- Caution zone – 5.1 to 6.0 mmol/L
- Danger zone – 6.1 mmol/L and higher
Based on your readings, your doctor will advise you the diet you should take up to manage nutritional needs while maintaining potassium levels.
Foods you should eat
Foods with potassium levels equal to or lesser than 200 mg per serving are considered low in potassium. Some foods low in potassium are:
- Eggplant (brinjal)
- Green beans
- White rice
- White pasta
- White bread
Foods you should avoid
Foods with potassium levels more than 200 mg per serving are considered to be high in potassium. You can consume them in lesser quantities or you can also avoid them completely. Some foods high in potassium are:
- Oranges and orange juice

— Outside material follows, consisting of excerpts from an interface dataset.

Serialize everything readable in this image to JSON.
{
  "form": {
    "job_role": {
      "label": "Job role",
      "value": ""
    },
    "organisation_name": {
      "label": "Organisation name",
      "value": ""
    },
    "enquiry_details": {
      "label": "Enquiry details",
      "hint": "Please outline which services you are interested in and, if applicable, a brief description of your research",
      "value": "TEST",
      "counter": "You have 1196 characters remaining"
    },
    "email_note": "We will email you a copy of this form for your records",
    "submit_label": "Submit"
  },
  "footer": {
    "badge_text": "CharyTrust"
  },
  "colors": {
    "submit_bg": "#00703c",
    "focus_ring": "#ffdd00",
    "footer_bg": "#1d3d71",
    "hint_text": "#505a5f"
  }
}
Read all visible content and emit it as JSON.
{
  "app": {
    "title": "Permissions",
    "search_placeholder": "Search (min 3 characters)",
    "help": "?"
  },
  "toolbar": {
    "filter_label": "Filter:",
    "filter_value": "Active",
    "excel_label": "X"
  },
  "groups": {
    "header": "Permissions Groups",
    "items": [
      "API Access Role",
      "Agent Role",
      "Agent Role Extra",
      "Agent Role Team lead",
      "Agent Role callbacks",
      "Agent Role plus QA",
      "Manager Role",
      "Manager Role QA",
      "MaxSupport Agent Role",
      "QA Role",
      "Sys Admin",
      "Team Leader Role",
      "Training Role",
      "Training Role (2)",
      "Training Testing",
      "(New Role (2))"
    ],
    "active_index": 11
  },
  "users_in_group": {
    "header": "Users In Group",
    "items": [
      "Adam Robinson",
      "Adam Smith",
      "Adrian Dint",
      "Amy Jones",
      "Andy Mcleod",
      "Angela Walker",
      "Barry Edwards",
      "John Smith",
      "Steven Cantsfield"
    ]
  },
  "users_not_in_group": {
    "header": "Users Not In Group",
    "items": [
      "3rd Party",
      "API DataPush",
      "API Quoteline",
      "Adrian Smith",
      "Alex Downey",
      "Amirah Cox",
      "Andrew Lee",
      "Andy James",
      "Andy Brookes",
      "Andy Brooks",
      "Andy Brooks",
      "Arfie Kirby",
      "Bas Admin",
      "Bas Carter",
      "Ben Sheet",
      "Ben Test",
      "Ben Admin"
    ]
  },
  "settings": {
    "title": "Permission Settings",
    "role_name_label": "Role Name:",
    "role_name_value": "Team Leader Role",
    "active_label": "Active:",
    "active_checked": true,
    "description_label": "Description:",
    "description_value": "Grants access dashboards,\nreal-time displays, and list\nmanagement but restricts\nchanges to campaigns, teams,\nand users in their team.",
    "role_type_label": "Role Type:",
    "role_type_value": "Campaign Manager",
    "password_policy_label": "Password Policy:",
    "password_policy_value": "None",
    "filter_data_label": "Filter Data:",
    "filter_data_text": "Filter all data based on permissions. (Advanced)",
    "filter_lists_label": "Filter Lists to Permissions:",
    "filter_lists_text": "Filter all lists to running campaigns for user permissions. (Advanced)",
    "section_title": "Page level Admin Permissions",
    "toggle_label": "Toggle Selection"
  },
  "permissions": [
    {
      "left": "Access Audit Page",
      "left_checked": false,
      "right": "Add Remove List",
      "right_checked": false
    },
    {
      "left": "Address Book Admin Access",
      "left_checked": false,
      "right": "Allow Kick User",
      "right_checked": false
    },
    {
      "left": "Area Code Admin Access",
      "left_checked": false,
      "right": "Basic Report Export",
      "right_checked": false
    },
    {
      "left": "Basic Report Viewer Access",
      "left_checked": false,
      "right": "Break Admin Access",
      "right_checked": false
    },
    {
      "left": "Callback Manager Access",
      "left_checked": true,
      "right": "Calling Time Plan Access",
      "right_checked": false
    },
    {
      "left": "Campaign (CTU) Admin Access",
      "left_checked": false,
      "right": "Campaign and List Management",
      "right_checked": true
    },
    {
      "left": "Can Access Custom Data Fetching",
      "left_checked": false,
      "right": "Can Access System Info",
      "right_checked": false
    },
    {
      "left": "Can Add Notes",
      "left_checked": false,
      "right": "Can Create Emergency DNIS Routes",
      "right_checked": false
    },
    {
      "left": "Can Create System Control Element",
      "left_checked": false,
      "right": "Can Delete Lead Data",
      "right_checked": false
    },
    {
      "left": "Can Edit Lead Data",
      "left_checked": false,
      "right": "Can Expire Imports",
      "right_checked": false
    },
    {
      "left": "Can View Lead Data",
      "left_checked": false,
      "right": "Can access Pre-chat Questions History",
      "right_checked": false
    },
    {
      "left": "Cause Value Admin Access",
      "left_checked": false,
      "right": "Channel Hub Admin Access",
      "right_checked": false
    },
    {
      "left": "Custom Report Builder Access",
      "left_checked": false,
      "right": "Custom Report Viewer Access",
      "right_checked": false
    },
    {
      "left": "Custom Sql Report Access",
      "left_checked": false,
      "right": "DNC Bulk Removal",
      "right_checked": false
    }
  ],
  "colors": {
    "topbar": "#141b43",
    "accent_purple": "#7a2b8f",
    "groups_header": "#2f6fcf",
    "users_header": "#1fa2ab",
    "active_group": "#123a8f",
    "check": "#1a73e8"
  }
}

- Tomatoes and tomato puree/sauce
- Lentils (Dal)
- Spinach (Palak)
- Potatoes (regular and sweet)
- Dried apricots
- Brown rice
- Whole wheat products like brown bread and pasta
- Processed cheese
Leaching Potassium from Foods
Potassium is present in almost all food. Even if you wish to have a vegetable that is high in potassium once in a while, you can follow these steps to leach potassium from the vegetable.
- Peel the vegetable and soak it in cold water.
- Cut the vegetable into thin slices.
- Rinse in warm water for a few seconds.
- Soak the slices for at least two hours in warm water. Use lots of water for soaking. If soaking for a longer time, change the water every four hours.
- Wash with warm water once again.
- Cook the vegetable with 5 times the amount of water to the amount of vegetables.
Kidney health is intricately connected to potassium. If you have CKD, it does not necessarily mean that your nutritional needs will be difficult to meet. Thoughtful eating can help in keeping your potassium levels in check. In fact, you can even eat out occasionally. The only thing you need to remember is which food to eat and what to avoid so that you do not aggravate your condition.
Always be in touch with your doctor or nutritionist. They will monitor you and will advise you on the best diet you can follow when you have CKD.
Ask a question regarding Kidney Health and Potassium Levels: How to Manage